On Jan. 26, the U.S. Supreme Court handed down a major decision that some attorneys worry will open the litigation floodgates for employees who believe they have suffered retaliation.
The high court unanimously ruled that Title VII of the Civil Rights Act of 1964 protects from retaliation employees who cooperate with their employers’ internal harassment investigations.
The case is Crawford v. Metropolitan Government of Nashville and Davidson County.
In this case, Vicki Crawford was asked to testify in an internal hearing on a sexual harassment complaint filed by a co-worker against Crawford’s boss. Crawford testified about sexually inappropriate acts her boss had committed. The employer, the Nashville & Davidson County school district, concluded the supervisor’s behavior was inappropriate, but did not constitute sexual harassment.

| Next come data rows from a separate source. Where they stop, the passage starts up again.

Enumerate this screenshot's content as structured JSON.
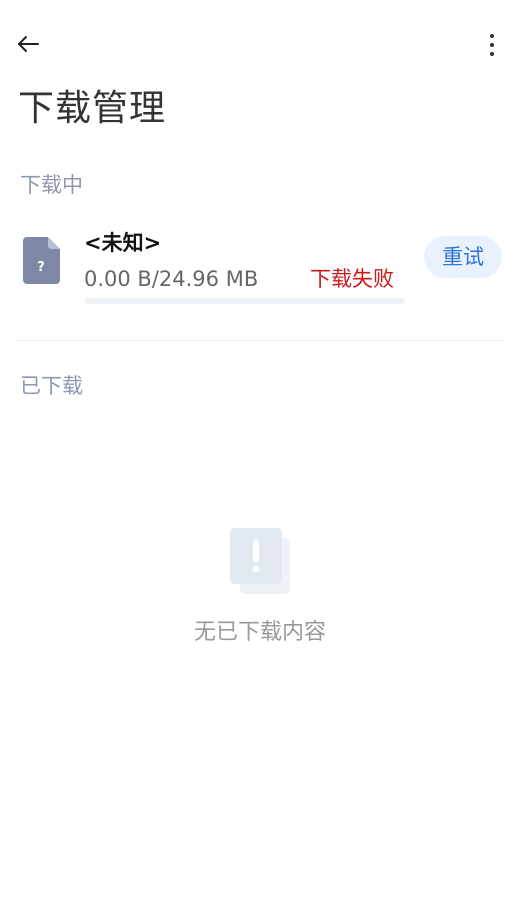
{
  "header": {
    "title": "下载管理",
    "back_icon": "arrow-left-icon",
    "more_icon": "more-vertical-icon"
  },
  "sections": {
    "downloading": "下载中",
    "downloaded": "已下载"
  },
  "downloads": [
    {
      "name": "<未知>",
      "size": "0.00 B/24.96 MB",
      "status": "下载失败",
      "progress": 0,
      "action": "重试",
      "icon": "unknown-file-icon"
    }
  ],
  "empty_state": {
    "text": "无已下载内容",
    "icon": "alert-icon"
  },
  "colors": {
    "accent": "#2f76d2",
    "accent_bg": "#e8f1fd",
    "error": "#cc1a1a",
    "section_label": "#8e97b2"
  }
}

The school district ordered additional sexual harassment training.
If the school ...(register to read more)
- Are you ill prepared? 13 steps to stay ahead of the H1N1 virus
- What to do if boss pushes you to hire his unqualified friend
- Document business realities, performance criteria that led to job-cutting decisions
- Arbitration agreements must be specific and conspicuous
- Porn at work: Don't get into debate over what is 'Too much'